In my house, the simple pot of dashi and vegetables simmers on the stove while Dad leans over the cast-iron, coaxing the mochi to a golden brown. I am small standing beside him, mimicking his concentration, anticipating the mochi’s first signs of movement. When toasted, mochi balloons like a Peep in the microwave—first one bulge, then another, alive!
Every year, we made the trek to the Japanese supermarket in Edgewater, New Jersey, so Dad could recreate Obaachan’s ozoni for us. As a mixed-race kid, I loved the ritual’s clarity. Unlike my muddled feelings around Christmas—we weren’t Christian, so why the tree?—the New Year’s meal, with its special textures and fragrances, grounded me in myself, in my family. Our meal and Obaachan’s, though distant, were alike.
Like Dad, Obaachan inherited her ozoni from her mother. She learned to make dashi with shaved bonito and kombu, to boil vegetables (sweet carrot, velvety sato-imo, gently metallic daikon) the night before, and to simmer the mochi in the broth. The mochi dissolved a little, giving the soup a milky appearance. To serve, she topped the bowl with more shaved bonito and a handful of fresh mizuna, the peppery Japanese green.
But Obaachan’s ozoni was deeply flawed in Dad’s eyes. He hated what she did with the mochi, simmering it, to his mind, into oblivion. When, in the eighties, he moved to New Jersey, he set things straight, toasting the mochi and adding it to the bowls at the last moment. His method preserves the clarity of the broth and infuses it with a whiff of rice cracker.
Liberated from his mother’s mochi, Dad riffed some more. His broth is also built on dashi and soy sauce, but the subtle umami is boosted by shiitake, balanced by the snap of mirin and rice vinegar (just a touch, he says). Along with carrot, daikon, sato-imo, mizuna, and shaved bonito, Dad adds crescents of napa cabbage. Sometimes the pink-rimmed fish cake called kamaboko, which Obaachan would only ever eat on the side, finds its way into the bowl.

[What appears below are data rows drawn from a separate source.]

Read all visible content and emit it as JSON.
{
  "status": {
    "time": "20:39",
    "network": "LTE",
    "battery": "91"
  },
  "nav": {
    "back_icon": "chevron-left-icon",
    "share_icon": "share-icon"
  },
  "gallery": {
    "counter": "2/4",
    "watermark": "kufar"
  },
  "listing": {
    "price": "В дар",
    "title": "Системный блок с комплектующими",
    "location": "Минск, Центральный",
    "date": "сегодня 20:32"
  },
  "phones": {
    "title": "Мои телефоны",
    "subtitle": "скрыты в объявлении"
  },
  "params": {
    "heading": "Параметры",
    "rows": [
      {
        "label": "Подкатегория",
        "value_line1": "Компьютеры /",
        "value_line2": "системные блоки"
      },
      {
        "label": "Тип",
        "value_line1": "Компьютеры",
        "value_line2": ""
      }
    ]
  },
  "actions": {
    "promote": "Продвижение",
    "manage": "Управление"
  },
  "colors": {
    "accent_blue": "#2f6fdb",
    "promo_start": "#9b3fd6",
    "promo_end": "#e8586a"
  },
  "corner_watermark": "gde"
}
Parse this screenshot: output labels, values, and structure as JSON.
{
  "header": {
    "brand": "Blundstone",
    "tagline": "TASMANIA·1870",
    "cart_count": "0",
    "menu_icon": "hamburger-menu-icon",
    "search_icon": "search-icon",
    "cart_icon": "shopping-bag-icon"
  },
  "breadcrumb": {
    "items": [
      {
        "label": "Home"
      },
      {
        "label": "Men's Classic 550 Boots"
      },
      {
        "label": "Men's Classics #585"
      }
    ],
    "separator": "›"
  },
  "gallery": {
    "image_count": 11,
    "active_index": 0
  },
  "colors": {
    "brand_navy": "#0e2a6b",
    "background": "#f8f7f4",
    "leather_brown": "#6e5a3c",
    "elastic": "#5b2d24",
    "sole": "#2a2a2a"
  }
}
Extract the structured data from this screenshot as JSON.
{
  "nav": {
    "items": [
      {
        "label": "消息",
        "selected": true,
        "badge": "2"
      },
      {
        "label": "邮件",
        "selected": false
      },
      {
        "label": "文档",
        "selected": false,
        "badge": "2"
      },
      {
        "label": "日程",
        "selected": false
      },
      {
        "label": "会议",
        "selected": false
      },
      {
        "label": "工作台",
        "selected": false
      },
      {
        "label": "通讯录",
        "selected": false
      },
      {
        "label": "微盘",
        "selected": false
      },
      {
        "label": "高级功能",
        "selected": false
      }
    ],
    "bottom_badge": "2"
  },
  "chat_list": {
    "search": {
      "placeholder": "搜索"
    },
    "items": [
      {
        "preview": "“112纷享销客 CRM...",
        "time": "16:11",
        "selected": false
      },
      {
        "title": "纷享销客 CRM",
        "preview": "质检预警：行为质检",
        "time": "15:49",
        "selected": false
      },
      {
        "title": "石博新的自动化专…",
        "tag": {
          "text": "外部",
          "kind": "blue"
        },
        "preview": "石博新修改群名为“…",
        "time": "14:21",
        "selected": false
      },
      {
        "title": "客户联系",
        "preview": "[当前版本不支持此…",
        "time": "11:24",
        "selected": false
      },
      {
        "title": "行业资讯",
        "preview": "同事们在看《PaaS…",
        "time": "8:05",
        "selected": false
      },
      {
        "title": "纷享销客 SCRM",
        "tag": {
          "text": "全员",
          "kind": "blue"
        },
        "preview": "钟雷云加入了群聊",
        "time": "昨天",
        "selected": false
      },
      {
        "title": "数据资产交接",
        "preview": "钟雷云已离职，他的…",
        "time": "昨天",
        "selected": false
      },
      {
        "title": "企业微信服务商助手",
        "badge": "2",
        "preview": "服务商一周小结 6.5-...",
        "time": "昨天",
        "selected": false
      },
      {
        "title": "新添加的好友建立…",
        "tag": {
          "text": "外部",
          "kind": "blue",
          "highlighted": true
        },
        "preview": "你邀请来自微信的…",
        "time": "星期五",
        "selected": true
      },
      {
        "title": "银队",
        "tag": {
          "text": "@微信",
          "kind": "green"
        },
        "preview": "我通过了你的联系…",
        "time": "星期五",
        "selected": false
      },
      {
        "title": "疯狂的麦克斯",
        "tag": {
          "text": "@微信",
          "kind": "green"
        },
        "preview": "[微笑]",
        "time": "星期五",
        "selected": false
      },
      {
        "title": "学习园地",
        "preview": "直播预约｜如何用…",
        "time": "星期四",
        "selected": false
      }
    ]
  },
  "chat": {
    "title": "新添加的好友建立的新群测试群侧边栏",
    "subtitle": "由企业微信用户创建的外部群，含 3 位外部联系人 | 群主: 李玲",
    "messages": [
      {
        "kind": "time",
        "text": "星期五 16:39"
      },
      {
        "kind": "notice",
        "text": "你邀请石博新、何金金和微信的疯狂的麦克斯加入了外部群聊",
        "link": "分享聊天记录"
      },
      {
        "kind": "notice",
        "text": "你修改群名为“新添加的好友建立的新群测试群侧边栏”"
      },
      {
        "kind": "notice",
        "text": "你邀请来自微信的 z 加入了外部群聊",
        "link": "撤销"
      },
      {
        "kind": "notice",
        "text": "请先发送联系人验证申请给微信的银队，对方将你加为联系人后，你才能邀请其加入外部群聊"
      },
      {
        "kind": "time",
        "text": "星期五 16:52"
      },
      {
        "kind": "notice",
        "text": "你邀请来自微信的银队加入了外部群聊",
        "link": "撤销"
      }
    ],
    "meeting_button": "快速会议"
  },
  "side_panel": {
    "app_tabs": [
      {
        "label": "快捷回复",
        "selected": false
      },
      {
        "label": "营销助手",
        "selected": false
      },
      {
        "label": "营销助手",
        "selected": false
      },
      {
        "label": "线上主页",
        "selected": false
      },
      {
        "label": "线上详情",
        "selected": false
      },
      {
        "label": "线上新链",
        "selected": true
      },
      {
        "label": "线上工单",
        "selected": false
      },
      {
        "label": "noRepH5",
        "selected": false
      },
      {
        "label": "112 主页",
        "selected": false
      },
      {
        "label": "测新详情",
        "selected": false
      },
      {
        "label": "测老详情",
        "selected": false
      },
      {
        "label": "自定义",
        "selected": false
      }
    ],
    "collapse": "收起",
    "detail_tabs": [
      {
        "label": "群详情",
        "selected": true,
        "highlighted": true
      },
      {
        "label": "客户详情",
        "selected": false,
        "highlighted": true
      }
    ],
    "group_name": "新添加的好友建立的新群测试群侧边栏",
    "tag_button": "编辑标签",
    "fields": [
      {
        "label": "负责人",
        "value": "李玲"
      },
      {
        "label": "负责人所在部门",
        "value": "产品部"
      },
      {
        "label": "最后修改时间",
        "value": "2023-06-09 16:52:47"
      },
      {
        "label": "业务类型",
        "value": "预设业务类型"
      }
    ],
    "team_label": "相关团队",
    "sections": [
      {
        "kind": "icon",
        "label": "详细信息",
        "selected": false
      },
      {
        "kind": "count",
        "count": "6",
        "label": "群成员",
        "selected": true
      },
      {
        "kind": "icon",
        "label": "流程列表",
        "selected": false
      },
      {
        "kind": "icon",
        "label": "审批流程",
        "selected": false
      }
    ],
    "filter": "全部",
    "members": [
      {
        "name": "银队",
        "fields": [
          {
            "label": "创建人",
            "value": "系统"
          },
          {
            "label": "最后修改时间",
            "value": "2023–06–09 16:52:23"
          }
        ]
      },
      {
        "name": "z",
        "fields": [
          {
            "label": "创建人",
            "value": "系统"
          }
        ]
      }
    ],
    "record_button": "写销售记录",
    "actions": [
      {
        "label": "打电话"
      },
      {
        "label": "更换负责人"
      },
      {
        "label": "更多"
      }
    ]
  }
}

Ozoni, you see, is family, and family is complex.
For further proof, I only needed to sit at the table of my half-Japanese boyfriend’s family, which gathers in Honolulu each year for a very different ozoni. His Grandma Miyeko is a second-generation Japanese American who learned her cloudy chicken ozoni from her mother-in-law. It is flush with chopped daikon, fresh mizuna, and sweet kuromame (black soybeans), which lend her ozoni a robust, lusty flavor. The mystery is that Miyeko’s mother-in-law came to Hawaii from Hiroshima, a port city, where ozoni is based around seafood. But from where—or whom—did Miyeko’s mother-in-law get chicken?
No matter. For my boyfriend’s family, this is the ozoni. As Miyeko grew older, she taught her grandchildren to make it, and for the past few years she mostly oversees the cooking. In the meantime, two great-granddaughters have arrived, rattling the house. The future is here. Who knows what sparkling translations will some day simmer in their kitchens.
Here are two recipes, one for “Obaachan’s” (Dad’s) ozoni, and one for Grandma Miyeko’s. They couldn’t be more dissimilar, nor more genuine. In the spirit of true ozoni, I hope you feel welcome to make your own changes. One last thing: Before my Obaachan eats her ozoni, she always raises a cup of sake to the New Year—one custom, at least, with which Dad had no qualm. I remember being quite small and clicking a wooden sake cup with a cry of “Kampai!” I suggest you do the same, whichever ozoni you choose. It’s one of those times when Grandma knows best.